■ Directions for this task
Every record, from the first line to the last, needs to be given again exactly.
---- Record extracts
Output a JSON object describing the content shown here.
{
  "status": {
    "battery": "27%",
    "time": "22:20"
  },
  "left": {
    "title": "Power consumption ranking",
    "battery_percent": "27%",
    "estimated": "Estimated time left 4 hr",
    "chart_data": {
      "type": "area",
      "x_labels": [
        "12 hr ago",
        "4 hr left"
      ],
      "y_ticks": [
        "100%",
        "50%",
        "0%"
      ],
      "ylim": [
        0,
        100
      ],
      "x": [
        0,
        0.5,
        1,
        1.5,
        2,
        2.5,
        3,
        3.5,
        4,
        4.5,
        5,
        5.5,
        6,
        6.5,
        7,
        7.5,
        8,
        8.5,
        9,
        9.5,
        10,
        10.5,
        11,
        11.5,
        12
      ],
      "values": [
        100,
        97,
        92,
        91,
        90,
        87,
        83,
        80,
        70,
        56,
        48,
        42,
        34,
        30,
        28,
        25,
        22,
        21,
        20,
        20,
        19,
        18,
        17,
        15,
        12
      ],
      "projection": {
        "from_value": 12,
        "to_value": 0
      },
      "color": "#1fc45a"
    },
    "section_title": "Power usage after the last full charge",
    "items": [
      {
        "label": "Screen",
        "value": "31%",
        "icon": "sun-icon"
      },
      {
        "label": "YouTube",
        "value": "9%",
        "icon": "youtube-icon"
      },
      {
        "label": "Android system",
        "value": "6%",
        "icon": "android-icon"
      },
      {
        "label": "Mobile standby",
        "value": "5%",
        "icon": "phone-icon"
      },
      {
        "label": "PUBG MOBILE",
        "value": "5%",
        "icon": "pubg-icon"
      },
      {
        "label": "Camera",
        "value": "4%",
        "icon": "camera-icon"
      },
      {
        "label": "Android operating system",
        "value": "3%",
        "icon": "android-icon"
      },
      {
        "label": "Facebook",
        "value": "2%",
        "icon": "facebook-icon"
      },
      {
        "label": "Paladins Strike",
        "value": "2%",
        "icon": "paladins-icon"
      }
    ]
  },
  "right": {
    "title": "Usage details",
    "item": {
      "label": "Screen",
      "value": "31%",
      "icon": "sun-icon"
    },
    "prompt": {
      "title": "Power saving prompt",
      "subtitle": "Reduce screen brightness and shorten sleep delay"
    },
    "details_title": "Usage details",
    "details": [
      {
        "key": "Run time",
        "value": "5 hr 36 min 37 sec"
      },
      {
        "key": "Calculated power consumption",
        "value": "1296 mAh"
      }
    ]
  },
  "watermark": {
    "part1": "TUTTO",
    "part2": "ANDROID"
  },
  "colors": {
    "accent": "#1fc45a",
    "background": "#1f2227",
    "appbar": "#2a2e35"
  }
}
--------
■ Written response
Output a JSON object describing the content shown here.
{
  "status": {
    "battery": "27%",
    "time": "22:20"
  },
  "left": {
    "title": "Power consumption ranking",
    "battery_percent": "27%",
    "estimated": "Estimated time left 4 hr",
    "chart_data": {
      "type": "area",
      "x_labels": [
        "12 hr ago",
        "4 hr left"
      ],
      "y_ticks": [
        "100%",
        "50%",
        "0%"
      ],
      "ylim": [
        0,
        100
      ],
      "x": [
        0,
        0.5,
        1,
        1.5,
        2,
        2.5,
        3,
        3.5,
        4,
        4.5,
        5,
        5.5,
        6,
        6.5,
        7,
        7.5,
        8,
        8.5,
        9,
        9.5,
        10,
        10.5,
        11,
        11.5,
        12
      ],
      "values": [
        100,
        97,
        92,
        91,
        90,
        87,
        83,
        80,
        70,
        56,
        48,
        42,
        34,
        30,
        28,
        25,
        22,
        21,
        20,
        20,
        19,
        18,
        17,
        15,
        12
      ],
      "projection": {
        "from_value": 12,
        "to_value": 0
      },
      "color": "#1fc45a"
    },
    "section_title": "Power usage after the last full charge",
    "items": [
      {
        "label": "Screen",
        "value": "31%",
        "icon": "sun-icon"
      },
      {
        "label": "YouTube",
        "value": "9%",
        "icon": "youtube-icon"
      },
      {
        "label": "Android system",
        "value": "6%",
        "icon": "android-icon"
      },
      {
        "label": "Mobile standby",
        "value": "5%",
        "icon": "phone-icon"
      },
      {
        "label": "PUBG MOBILE",
        "value": "5%",
        "icon": "pubg-icon"
      },
      {
        "label": "Camera",
        "value": "4%",
        "icon": "camera-icon"
      },
      {
        "label": "Android operating system",
        "value": "3%",
        "icon": "android-icon"
      },
      {
        "label": "Facebook",
        "value": "2%",
        "icon": "facebook-icon"
      },
      {
        "label": "Paladins Strike",
        "value": "2%",
        "icon": "paladins-icon"
      }
    ]
  },
  "right": {
    "title": "Usage details",
    "item": {
      "label": "Screen",
      "value": "31%",
      "icon": "sun-icon"
    },
    "prompt": {
      "title": "Power saving prompt",
      "subtitle": "Reduce screen brightness and shorten sleep delay"
    },
    "details_title": "Usage details",
    "details": [
      {
        "key": "Run time",
        "value": "5 hr 36 min 37 sec"
      },
      {
        "key": "Calculated power consumption",
        "value": "1296 mAh"
      }
    ]
  },
  "watermark": {
    "part1": "TUTTO",
    "part2": "ANDROID"
  },
  "colors": {
    "accent": "#1fc45a",
    "background": "#1f2227",
    "appbar": "#2a2e35"
  }
}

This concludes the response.